Ogwumike is one of the tri-captains with seniors Kayla Pedersen and Jeanette Pohlen. All three have played vital roles in developing team chemistry over the past few years.
"We've talked about this from day one how deep this team is and how each player has created a role for themselves on the court and with the team," Ogwumike said.
As Stanford plays deeper into the tournament, depth may serve as the X-factor. With everybody involved, it only makes sense for bench players to be accepted into the fold. Even senior Hannah Donaghe, out all year with a torn ACL, has her role: running the 3-point double high fives along the bench.
Sophomore Mikaela Ruef played 22 minutes against St. John's, showing off her 3-point shooting ability, her ability to finish strong and draw the foul, and her passing ability.
Freshman Toni Kokenis is one of the first players off the bench and Melanie Murphy, Sarah Boothe and Joslyn Tinkle are involved in the rotation.
Ogwumike, with fellow 6-footers Chiney Ogwumike, Pedersen and Pohlen, has a chance to work against other talented 6-footers like Ruef, Boothe, Tinkle and Ashley Cimino.
That will come in handy when Stanford meets the Tar Heels, who feature five players between 6-0 and 6-6.
"Those guys challenge us every day," Ogwumike said of Stanford's talented reserves, some of whom (like Ruef) were state players of the year or among the very best. "They're aggressive, they don't let us make our favorite moves and they are so good about preparing that they often know our opponents better than we do. We're confident any time one of them goes into the game. They are as good as we are."
North Carolina brings one of the better heart-warming stories to Spokane in the form of 6-foot-3 senior Jessica Breland. She missed last season while receiving treatment for Hodgkin's lymphoma. After being diagnosed in the spring of 2009, Breland spent six months undergoing chemotherapy at UNC Hospitals. She remains under close monitoring.
North Carolina, which won the national championship in 1994, and is coached by veteran Sylvia Hatchell (859 wins, three-time national Coach of the Year), even has its own Nicole Powell, a 5-10 senior guard.
The Tar Heels also feature 6-5 Chay Shegog, 6-6 Waltiea Rolle, 6-1 Laura Broomfield and 6-0 guard Krista Gross.
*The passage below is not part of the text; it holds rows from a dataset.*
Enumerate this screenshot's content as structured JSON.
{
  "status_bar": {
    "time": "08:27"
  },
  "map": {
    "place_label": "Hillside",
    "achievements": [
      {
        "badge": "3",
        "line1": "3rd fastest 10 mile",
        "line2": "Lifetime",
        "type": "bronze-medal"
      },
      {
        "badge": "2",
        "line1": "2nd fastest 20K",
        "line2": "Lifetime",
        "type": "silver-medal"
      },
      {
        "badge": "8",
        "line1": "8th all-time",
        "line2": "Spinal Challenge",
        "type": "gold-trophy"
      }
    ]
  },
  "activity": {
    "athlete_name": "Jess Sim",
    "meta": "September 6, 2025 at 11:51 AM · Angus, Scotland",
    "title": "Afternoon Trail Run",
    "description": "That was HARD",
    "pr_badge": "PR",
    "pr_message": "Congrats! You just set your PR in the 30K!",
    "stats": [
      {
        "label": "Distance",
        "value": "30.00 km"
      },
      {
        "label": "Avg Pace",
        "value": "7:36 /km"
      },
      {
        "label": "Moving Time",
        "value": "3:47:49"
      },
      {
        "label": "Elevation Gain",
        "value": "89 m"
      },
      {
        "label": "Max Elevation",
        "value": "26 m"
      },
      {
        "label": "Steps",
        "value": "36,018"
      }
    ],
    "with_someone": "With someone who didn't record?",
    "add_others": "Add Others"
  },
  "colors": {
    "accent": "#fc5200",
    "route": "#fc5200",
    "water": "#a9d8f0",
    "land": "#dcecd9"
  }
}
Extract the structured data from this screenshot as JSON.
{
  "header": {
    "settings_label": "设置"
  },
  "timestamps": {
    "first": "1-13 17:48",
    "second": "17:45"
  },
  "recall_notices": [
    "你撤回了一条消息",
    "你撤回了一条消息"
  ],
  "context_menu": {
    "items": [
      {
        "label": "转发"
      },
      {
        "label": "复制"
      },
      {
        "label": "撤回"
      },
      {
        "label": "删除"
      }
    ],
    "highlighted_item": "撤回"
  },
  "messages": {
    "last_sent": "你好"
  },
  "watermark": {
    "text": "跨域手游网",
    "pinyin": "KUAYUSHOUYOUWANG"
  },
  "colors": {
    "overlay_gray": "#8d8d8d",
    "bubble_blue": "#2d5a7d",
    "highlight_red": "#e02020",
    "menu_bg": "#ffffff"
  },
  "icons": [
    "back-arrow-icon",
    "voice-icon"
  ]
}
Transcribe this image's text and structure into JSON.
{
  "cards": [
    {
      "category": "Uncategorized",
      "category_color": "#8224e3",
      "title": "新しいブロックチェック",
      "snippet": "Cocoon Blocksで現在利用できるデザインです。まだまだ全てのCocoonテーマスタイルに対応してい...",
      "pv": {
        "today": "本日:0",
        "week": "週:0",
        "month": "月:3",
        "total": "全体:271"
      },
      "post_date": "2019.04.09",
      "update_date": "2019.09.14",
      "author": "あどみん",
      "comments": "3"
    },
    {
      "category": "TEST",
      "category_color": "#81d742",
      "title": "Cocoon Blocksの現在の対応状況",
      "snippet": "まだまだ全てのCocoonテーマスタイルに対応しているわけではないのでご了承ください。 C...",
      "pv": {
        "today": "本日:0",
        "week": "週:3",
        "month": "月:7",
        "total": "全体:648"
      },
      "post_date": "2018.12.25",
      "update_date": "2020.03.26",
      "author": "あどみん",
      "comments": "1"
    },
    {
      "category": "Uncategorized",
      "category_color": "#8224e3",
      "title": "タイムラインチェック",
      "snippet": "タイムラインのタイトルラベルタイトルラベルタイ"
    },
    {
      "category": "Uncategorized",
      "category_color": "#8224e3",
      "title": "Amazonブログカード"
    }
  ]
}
"Right now is the best time to be playing your best basketball," said Gross, who had 14 points and 10 rebounds in their 86-74 victory over Kentucky. We know what to expect now. All the anxiety and nerves are gone and now our focus turns back to just basketball."
North Carolina opened the season with 14 consecutive victories and finished the regular season with a four-game losing streak. The Tar Heels have won six of seven in the postseason.
Italee Lucas, a 5-8 senior guard who played at
Centennial High in Las Vegas, leads the Tar Heels with a 16.7 scoring average. Stanford junior Lindy La Rocque played at Durango High, about 20 miles south of Centennial.
Stanford and North Carolina have met once before; in the NCAA Sweet 16 in 1995. The Cardinal ended the Tar Heels' season with an 81-71 victory in Los Angeles. Current assistant coach Kate Paye was then a senior guard for Stanford.
The Cardinal last played an NCAA Tournament game in Spokane when Pedersen and Pohlen were freshmen.
"My favorite memory from that trip was the Maryland game," Pedersen said. "How hyped we were for it, how Candice (Wiggins) led the way. Jeanette and I really wanted to go back. It's a special place for us."
Stanford beat Maryland, 98-89, to reach the Final Four. Wiggins scored 41 points, JJ Hones added 23 and Pedersen added 15. Pohlen played 10 minutes.
Pederson, Pohlen and Neka Ogwumike now lead the way with a strong cast that hopes to be starring at the Final Four in Indianapolis next weekend. For Stanford, it's all about team and teamwork -- something at which the Cardinal excels.